YOUR ASSIGNMENT
Could you set down every record exactly as it appears?

= Beginning of Section =

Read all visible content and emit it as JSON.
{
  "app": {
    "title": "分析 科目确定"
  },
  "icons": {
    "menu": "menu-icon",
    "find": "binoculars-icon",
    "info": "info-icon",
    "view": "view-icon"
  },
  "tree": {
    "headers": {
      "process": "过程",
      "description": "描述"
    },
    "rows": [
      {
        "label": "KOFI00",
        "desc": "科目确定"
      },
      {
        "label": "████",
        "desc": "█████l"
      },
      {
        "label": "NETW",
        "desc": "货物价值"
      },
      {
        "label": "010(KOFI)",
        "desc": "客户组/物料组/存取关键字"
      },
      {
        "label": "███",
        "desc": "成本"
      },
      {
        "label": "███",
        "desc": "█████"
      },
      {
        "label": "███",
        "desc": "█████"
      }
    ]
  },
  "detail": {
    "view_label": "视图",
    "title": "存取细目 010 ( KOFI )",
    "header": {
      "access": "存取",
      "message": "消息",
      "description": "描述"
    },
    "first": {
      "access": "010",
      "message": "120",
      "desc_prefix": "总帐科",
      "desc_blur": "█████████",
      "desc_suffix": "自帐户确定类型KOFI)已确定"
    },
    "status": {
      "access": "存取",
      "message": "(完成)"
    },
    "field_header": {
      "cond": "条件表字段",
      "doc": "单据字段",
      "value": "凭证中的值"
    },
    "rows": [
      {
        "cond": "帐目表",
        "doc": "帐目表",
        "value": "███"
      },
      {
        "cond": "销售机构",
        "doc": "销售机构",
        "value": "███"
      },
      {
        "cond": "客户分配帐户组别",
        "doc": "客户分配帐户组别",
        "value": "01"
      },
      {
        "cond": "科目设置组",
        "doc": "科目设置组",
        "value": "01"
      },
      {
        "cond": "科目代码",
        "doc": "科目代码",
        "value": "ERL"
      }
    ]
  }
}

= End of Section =

ANSWER BOX
Read all visible content and emit it as JSON.
{
  "app": {
    "title": "分析 科目确定"
  },
  "icons": {
    "menu": "menu-icon",
    "find": "binoculars-icon",
    "info": "info-icon",
    "view": "view-icon"
  },
  "tree": {
    "headers": {
      "process": "过程",
      "description": "描述"
    },
    "rows": [
      {
        "label": "KOFI00",
        "desc": "科目确定"
      },
      {
        "label": "████",
        "desc": "█████l"
      },
      {
        "label": "NETW",
        "desc": "货物价值"
      },
      {
        "label": "010(KOFI)",
        "desc": "客户组/物料组/存取关键字"
      },
      {
        "label": "███",
        "desc": "成本"
      },
      {
        "label": "███",
        "desc": "█████"
      },
      {
        "label": "███",
        "desc": "█████"
      }
    ]
  },
  "detail": {
    "view_label": "视图",
    "title": "存取细目 010 ( KOFI )",
    "header": {
      "access": "存取",
      "message": "消息",
      "description": "描述"
    },
    "first": {
      "access": "010",
      "message": "120",
      "desc_prefix": "总帐科",
      "desc_blur": "█████████",
      "desc_suffix": "自帐户确定类型KOFI)已确定"
    },
    "status": {
      "access": "存取",
      "message": "(完成)"
    },
    "field_header": {
      "cond": "条件表字段",
      "doc": "单据字段",
      "value": "凭证中的值"
    },
    "rows": [
      {
        "cond": "帐目表",
        "doc": "帐目表",
        "value": "███"
      },
      {
        "cond": "销售机构",
        "doc": "销售机构",
        "value": "███"
      },
      {
        "cond": "客户分配帐户组别",
        "doc": "客户分配帐户组别",
        "value": "01"
      },
      {
        "cond": "科目设置组",
        "doc": "科目设置组",
        "value": "01"
      },
      {
        "cond": "科目代码",
        "doc": "科目代码",
        "value": "ERL"
      }
    ]
  }
}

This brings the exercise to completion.